--- WHAT THIS TASK INVOLVES ---
Which lines of the data include the string "status"? List them all.

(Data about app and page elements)
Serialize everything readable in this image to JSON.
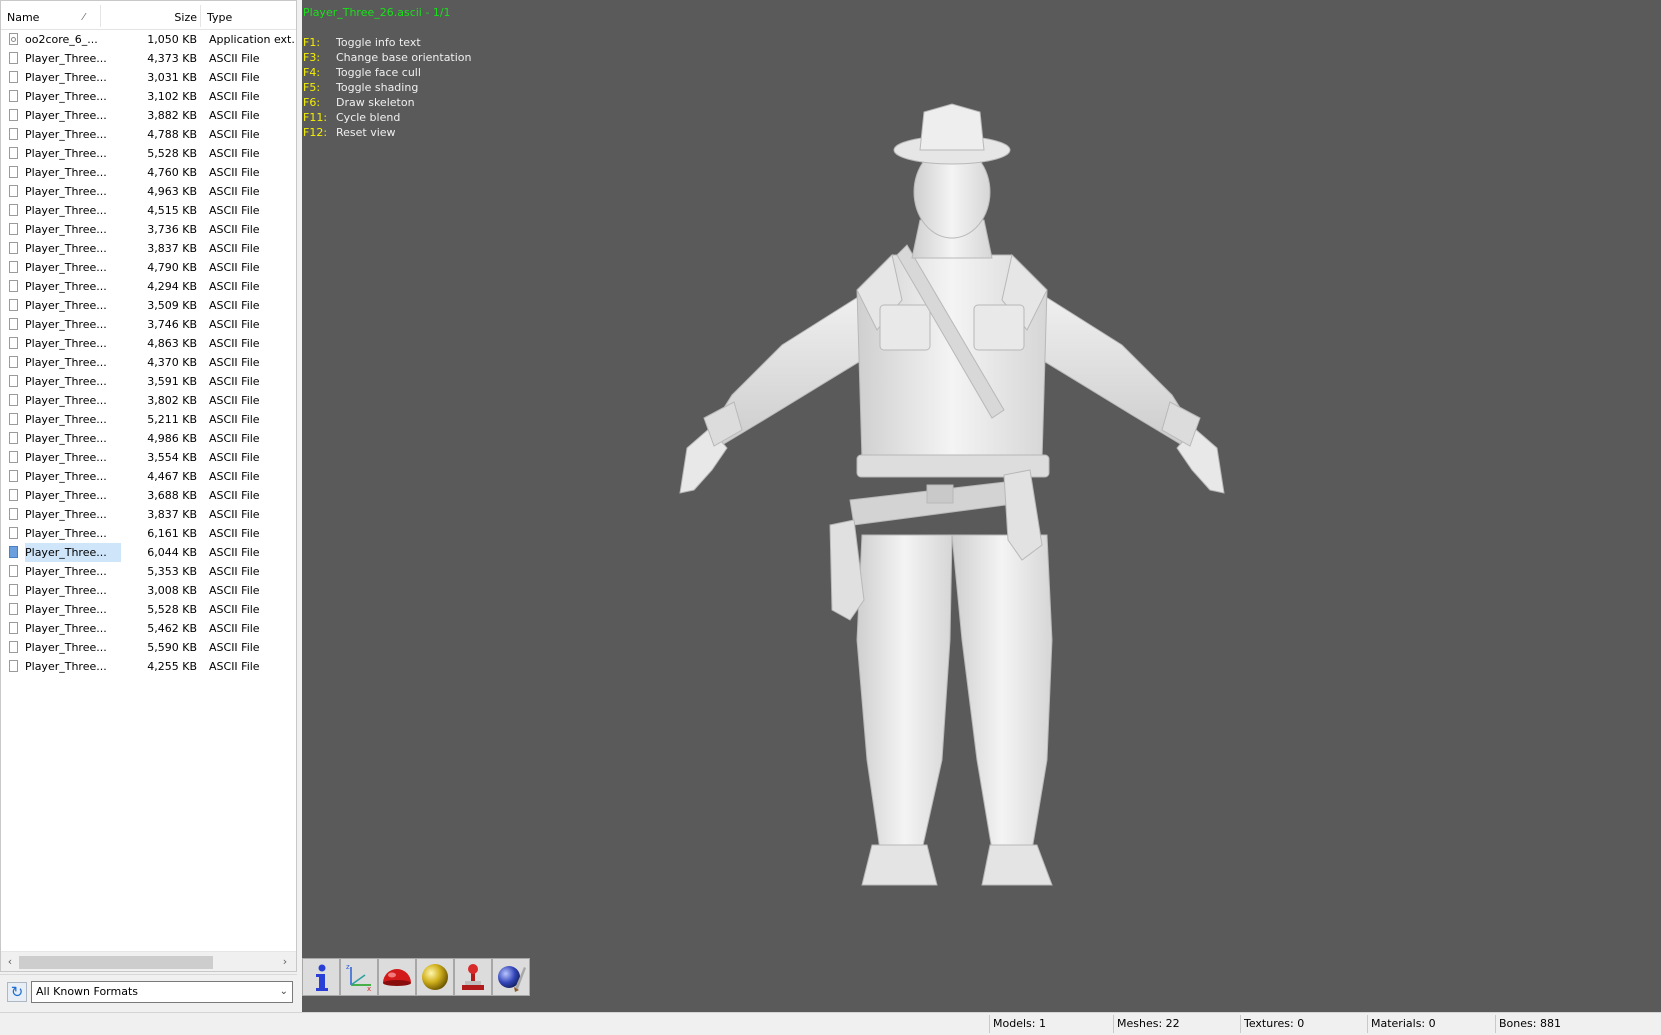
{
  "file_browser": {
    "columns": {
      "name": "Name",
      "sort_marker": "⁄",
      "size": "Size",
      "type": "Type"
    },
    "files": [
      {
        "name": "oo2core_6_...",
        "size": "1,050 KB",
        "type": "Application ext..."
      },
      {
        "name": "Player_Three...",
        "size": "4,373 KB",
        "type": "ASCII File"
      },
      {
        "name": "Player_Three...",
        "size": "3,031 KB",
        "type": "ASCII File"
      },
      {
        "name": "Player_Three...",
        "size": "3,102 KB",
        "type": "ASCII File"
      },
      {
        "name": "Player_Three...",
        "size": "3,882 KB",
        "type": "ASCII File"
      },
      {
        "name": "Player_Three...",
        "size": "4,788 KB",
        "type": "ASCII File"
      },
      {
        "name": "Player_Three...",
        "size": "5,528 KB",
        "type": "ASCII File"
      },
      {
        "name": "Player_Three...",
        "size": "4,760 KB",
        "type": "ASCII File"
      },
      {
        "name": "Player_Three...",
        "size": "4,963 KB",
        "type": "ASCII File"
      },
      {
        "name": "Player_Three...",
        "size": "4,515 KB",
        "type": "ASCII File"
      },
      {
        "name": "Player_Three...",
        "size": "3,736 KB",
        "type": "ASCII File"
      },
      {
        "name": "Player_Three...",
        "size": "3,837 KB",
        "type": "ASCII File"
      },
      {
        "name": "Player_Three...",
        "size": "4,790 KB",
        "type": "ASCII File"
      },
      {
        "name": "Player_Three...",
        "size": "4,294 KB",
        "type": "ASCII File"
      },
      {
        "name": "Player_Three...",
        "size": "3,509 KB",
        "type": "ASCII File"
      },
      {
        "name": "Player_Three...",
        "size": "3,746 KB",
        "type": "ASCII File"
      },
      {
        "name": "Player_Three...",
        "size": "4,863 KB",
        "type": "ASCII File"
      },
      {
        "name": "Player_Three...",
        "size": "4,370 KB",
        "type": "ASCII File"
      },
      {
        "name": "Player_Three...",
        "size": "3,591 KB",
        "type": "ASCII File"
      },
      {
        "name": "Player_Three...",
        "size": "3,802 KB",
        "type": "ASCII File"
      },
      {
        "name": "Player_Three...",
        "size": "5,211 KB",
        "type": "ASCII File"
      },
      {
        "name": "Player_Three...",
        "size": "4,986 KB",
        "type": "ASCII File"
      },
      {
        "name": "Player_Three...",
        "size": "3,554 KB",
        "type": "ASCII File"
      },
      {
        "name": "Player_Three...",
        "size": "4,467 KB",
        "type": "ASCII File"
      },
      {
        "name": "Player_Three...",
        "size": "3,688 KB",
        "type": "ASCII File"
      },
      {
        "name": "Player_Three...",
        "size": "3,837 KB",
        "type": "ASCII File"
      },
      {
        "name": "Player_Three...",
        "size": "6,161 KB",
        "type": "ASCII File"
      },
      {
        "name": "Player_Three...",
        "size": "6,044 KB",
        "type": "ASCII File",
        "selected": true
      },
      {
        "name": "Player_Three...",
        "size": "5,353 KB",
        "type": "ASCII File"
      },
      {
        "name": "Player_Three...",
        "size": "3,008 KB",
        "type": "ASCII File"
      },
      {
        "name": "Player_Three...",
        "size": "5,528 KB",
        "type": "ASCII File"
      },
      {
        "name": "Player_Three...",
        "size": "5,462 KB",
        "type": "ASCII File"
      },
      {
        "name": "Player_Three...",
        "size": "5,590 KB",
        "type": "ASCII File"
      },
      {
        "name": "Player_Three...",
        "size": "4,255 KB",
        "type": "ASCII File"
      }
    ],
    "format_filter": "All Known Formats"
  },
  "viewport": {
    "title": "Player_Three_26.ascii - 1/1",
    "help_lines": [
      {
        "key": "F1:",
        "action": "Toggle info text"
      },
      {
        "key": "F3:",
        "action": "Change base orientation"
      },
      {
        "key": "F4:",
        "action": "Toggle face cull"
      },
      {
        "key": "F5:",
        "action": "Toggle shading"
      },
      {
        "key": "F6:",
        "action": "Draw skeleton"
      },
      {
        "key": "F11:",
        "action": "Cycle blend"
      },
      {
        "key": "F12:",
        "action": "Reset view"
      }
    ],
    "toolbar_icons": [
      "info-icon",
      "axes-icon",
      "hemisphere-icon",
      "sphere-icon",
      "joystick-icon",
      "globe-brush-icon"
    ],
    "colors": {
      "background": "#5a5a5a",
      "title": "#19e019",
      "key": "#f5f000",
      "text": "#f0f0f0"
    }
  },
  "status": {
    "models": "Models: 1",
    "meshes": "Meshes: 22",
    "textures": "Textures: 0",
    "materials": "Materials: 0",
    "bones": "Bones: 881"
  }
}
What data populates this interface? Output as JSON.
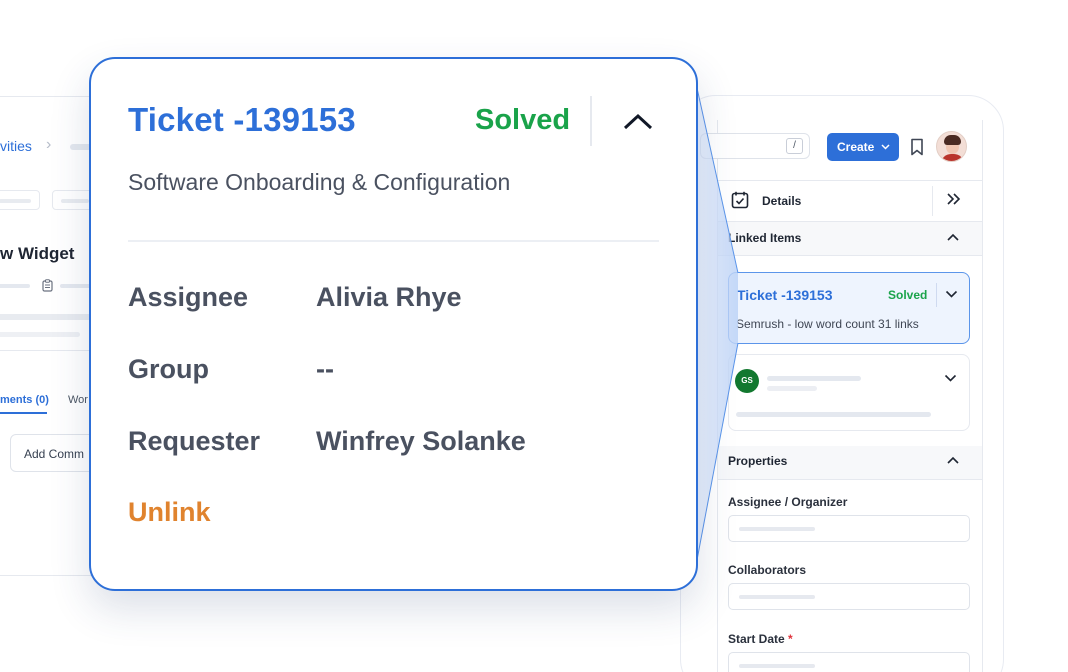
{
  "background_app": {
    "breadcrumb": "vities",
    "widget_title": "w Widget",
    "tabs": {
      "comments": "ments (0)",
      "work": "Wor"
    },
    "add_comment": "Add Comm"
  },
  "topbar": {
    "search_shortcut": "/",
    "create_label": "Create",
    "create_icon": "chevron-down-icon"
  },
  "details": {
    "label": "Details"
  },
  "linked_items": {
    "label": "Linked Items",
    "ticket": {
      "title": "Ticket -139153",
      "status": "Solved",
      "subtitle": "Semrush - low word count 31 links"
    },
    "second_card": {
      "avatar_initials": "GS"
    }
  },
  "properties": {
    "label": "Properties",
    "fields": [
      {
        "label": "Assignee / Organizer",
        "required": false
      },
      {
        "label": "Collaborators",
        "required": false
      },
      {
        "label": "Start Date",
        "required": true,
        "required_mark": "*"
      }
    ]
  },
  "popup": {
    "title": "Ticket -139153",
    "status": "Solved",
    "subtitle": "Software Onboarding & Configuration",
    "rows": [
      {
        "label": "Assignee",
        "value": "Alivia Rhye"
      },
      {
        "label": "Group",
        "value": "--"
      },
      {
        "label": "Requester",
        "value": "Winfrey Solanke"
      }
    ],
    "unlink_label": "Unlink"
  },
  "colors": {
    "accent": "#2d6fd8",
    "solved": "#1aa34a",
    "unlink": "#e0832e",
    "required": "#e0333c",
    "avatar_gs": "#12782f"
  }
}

--- TASK OUTPUT ---
  "status": {
      "status": "Solved",
    "status": "Solved",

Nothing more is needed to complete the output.